Can Food Affect your Dog’s Behaviour?
One of the most prevalent symptoms of a medical condition is behaviour changes, including aggression, so in this case, a poor diet can be attributed to behaviour changes. In addition, many low-quality foods also contain chemical additives to keep the food moist, animal by-products, preservatives and grain fillers. Some dogs may have an adverse reaction to these additives, causing a behaviour change.

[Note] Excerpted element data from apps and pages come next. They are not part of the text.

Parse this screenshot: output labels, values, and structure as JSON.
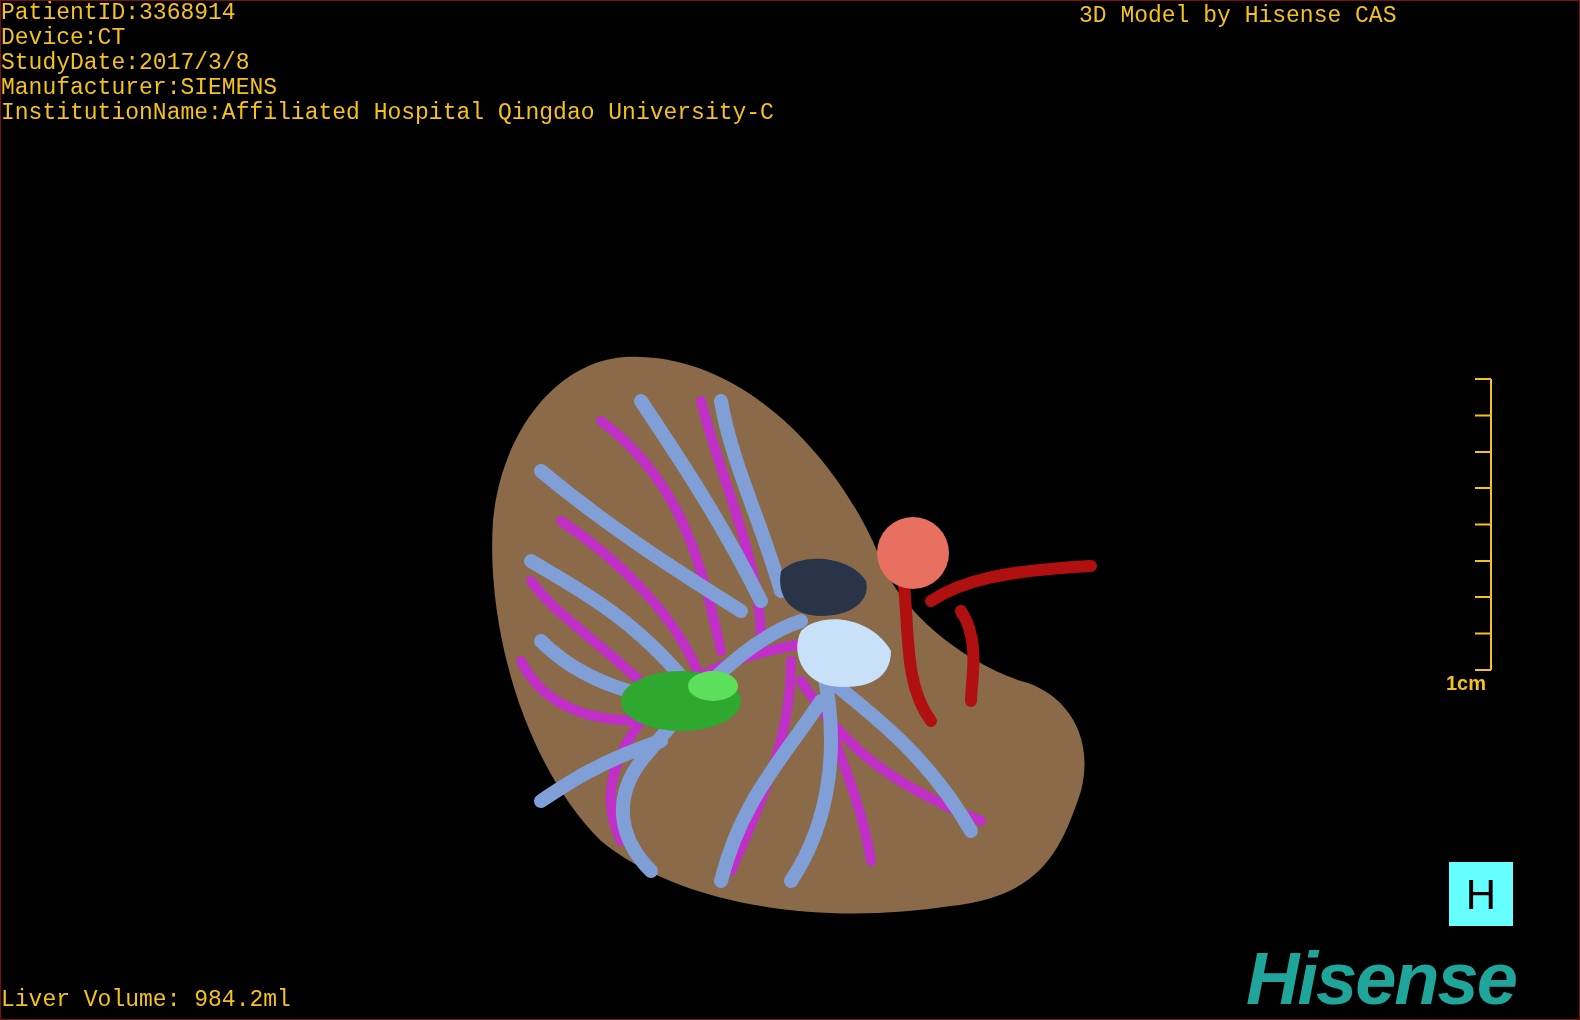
{
  "info_lines": [
    "PatientID:3368914",
    "Device:CT",
    "StudyDate:2017/3/8",
    "Manufacturer:SIEMENS",
    "InstitutionName:Affiliated Hospital Qingdao University-C"
  ],
  "model_credit": "3D Model by Hisense CAS",
  "scale_bar": {
    "label": "1cm"
  },
  "view_button": {
    "label": "H"
  },
  "logo": {
    "text": "Hisense"
  },
  "liver_volume": "Liver Volume: 984.2ml"
}
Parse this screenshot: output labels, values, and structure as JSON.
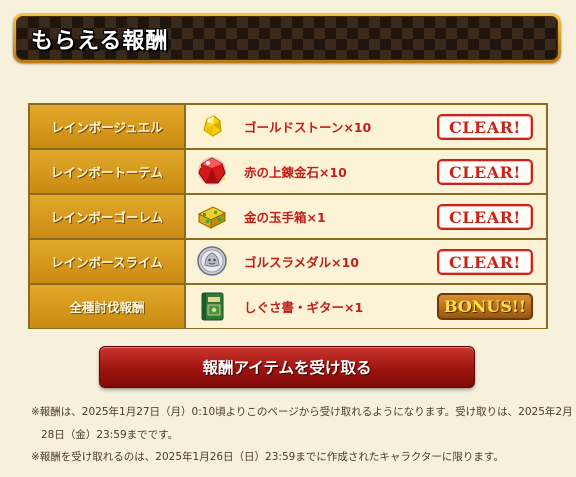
{
  "header": {
    "title": "もらえる報酬"
  },
  "rewards": [
    {
      "condition": "レインボージュエル",
      "item": "ゴールドストーン×10",
      "icon": "gold-stone-icon",
      "badge": "CLEAR!"
    },
    {
      "condition": "レインボートーテム",
      "item": "赤の上錬金石×10",
      "icon": "red-alchemy-stone-icon",
      "badge": "CLEAR!"
    },
    {
      "condition": "レインボーゴーレム",
      "item": "金の玉手箱×1",
      "icon": "gold-treasure-box-icon",
      "badge": "CLEAR!"
    },
    {
      "condition": "レインボースライム",
      "item": "ゴルスラメダル×10",
      "icon": "golslime-medal-icon",
      "badge": "CLEAR!"
    },
    {
      "condition": "全種討伐報酬",
      "item": "しぐさ書・ギター×1",
      "icon": "gesture-book-icon",
      "badge": "BONUS!!"
    }
  ],
  "receive_button": {
    "label": "報酬アイテムを受け取る"
  },
  "notes": {
    "line1a": "※報酬は、2025年1月27日（月）0:10頃よりこのページから受け取れるようになります。受け取りは、2025年2月",
    "line1b": "28日（金）23:59までです。",
    "line2": "※報酬を受け取れるのは、2025年1月26日（日）23:59までに作成されたキャラクターに限ります。"
  },
  "colors": {
    "accent_red": "#c8241e",
    "gold": "#e3a92a",
    "background": "#f7f1dc",
    "button_red": "#9d1410"
  }
}
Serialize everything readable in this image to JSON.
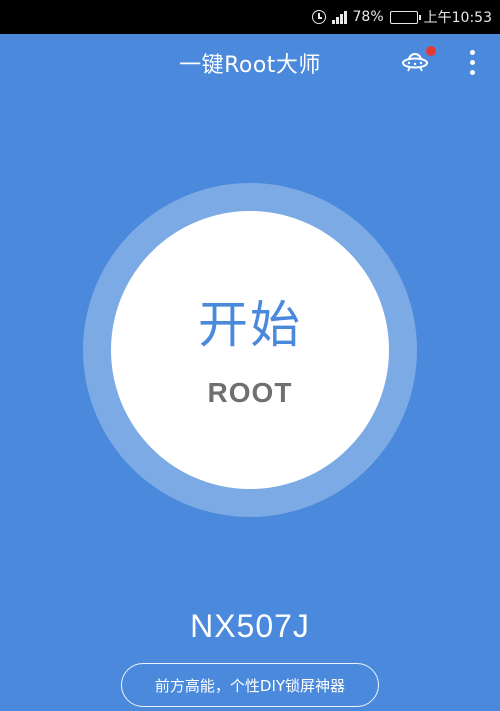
{
  "status_bar": {
    "battery": "78%",
    "time": "上午10:53",
    "icons": [
      "clock-icon",
      "signal-icon",
      "battery-icon"
    ]
  },
  "app_bar": {
    "title": "一键Root大师",
    "ufo_icon": "ufo-icon",
    "more_icon": "more-vertical-icon",
    "notification_dot_color": "#e53935"
  },
  "main": {
    "start_label": "开始",
    "root_label": "ROOT"
  },
  "device": {
    "model": "NX507J"
  },
  "promo": {
    "label": "前方高能，个性DIY锁屏神器"
  },
  "colors": {
    "background": "#4a89dc",
    "accent_text": "#4a89dc"
  }
}
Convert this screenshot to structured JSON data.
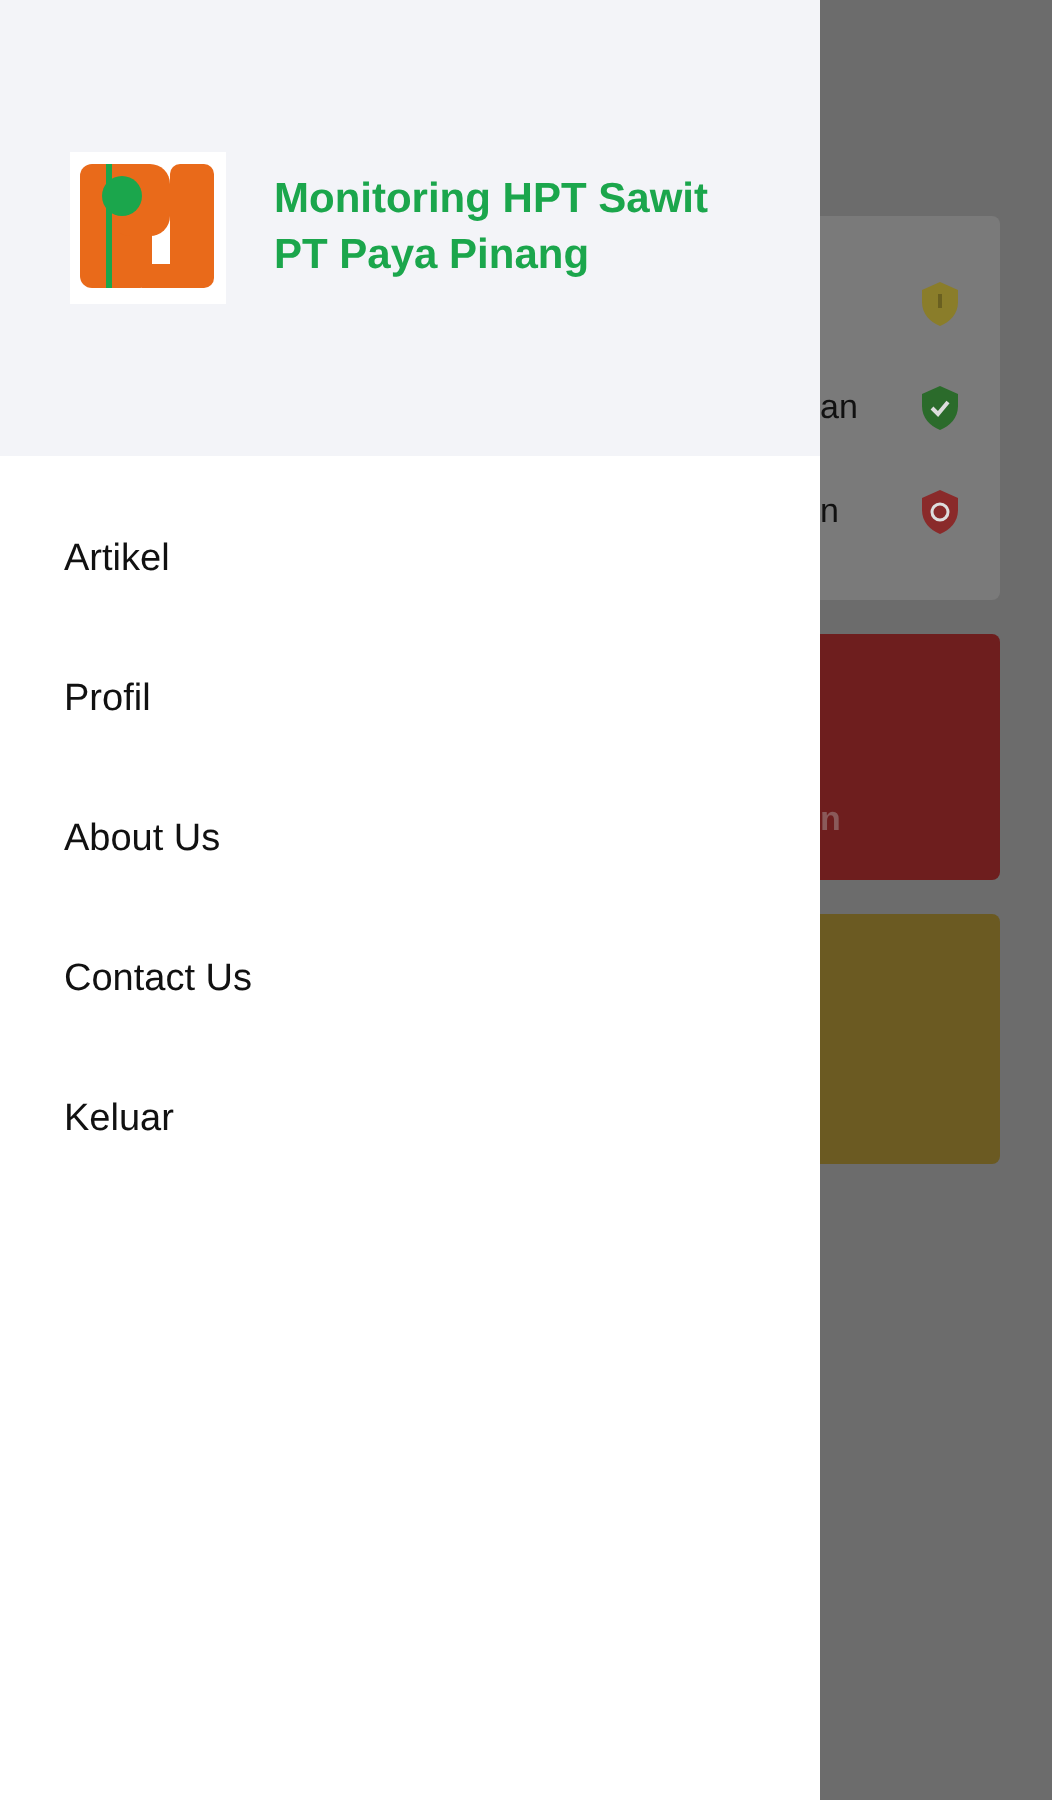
{
  "drawer": {
    "title_lines": [
      "Monitoring HPT Sawit",
      "PT Paya Pinang"
    ],
    "menu": [
      {
        "label": "Artikel"
      },
      {
        "label": "Profil"
      },
      {
        "label": "About Us"
      },
      {
        "label": "Contact Us"
      },
      {
        "label": "Keluar"
      }
    ]
  },
  "background": {
    "status_rows": [
      {
        "kind": "warning"
      },
      {
        "kind": "ok",
        "text": "an"
      },
      {
        "kind": "blocked",
        "text": "n"
      }
    ],
    "red_card": {
      "text": "n"
    }
  }
}
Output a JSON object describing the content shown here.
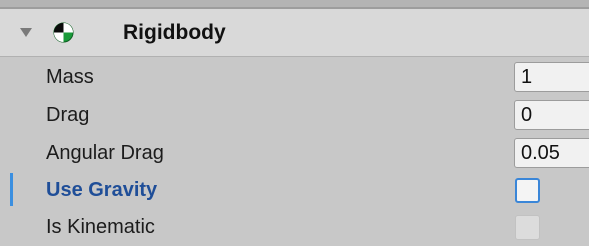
{
  "component": {
    "title": "Rigidbody",
    "icon": "rigidbody-icon"
  },
  "fields": [
    {
      "label": "Mass",
      "value": "1",
      "type": "number"
    },
    {
      "label": "Drag",
      "value": "0",
      "type": "number"
    },
    {
      "label": "Angular Drag",
      "value": "0.05",
      "type": "number"
    },
    {
      "label": "Use Gravity",
      "checked": false,
      "type": "checkbox",
      "focused": true
    },
    {
      "label": "Is Kinematic",
      "checked": false,
      "type": "checkbox",
      "enabled": false
    }
  ],
  "colors": {
    "panel_bg": "#c8c8c8",
    "header_bg": "#d9d9d9",
    "accent": "#3b8fe0",
    "active_label": "#1f4e98",
    "icon_green": "#1a9a3a"
  }
}
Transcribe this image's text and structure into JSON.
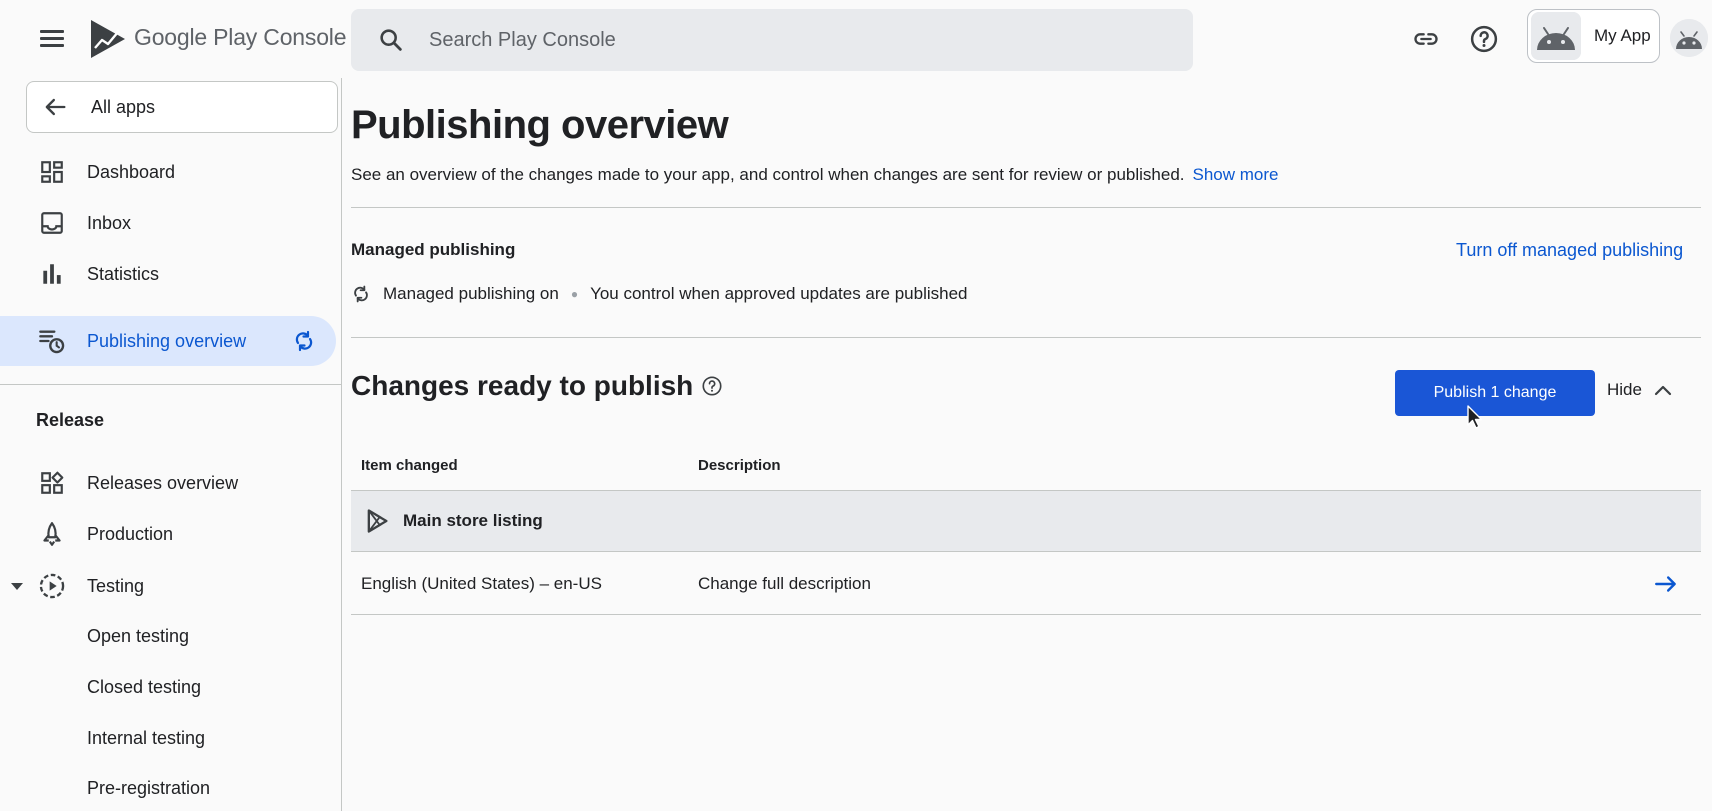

In general, corn, cereals, carbohydrates and basically anything with hidden sugars isn’t good for anybody. Humans synthesise carbohydrates for energy thus it makes up the majority of food group, in the form of rice, bread, oats, pasta etc. Whereas Dogs, rely on protein to synthesize their energy. Canines can eat some form of starches and carbohydrates but in small amountsamounts and can never be fed raw. The dangerous part about feeding your dogs too much simple carbohydrates is the risk of them developing illnesses related to being overweight. The second less obvious reason is that excess glucose (which is broken down from carbohydrates) can cause uneven moods in our dogs, especially if they don’t have any outlet to express it.
Let’s explore these few food types that we see everyday and which ones may influence sudden reactiveness or aggressive behaviour we sometimes don’t understand.
Foods that Influence Calmness
When it comes to keeping your canine friend calm, we first must evaluate on whether our dog is getting the hours of physical exercise they need in a day. If you’ve done all in your power to ensure they are getting as much of a workout to exhaust their minds then maybe these healthy superfoods may help even out their moods:
A superfood, it is high in fiber, vitamin c and antioxidants, which are stress busters. These also make a good low-calorie treat.
- Oily fish
Examples would be salmon, mackerel and sardines. These fish are rich in omega-3 fatty acids that suppress adrenaline production, which is a major factor in cases of anxiety, aggression and hyperactivity.
- Sweet potatoes
Packed with antioxidants, anxiety-reducing benefits and are rich in beta-carotene, fiber and vitamins B6 & C. Sweet potatoes should only be fed cooked.
- Pumpkin seeds
This should only be fed raw. Pumpkin seeds are known to contain neurochemicals in the body and are a source of selenium, a deficiency may cause anxiety or depression.
A good source of protein and L-tryptophan, which helps your dog produce serotonin; the feelings of happiness and euphoria
Just like we may sip on a soothing chamomile tea, Chamomile also helps to reduce anxiety and stress in dogs. Valerian and skullcap help to support the natural relaxant pathways within the nervous system to help dogs relax.
With all these suggestions, it’s also wise to first check with a veterinarian or a behavioural specialist before taking your own actions. Aggressive behaviour or any form of unwanted behaviour may be caused by an internal pain that can’t be seen with the naked eye.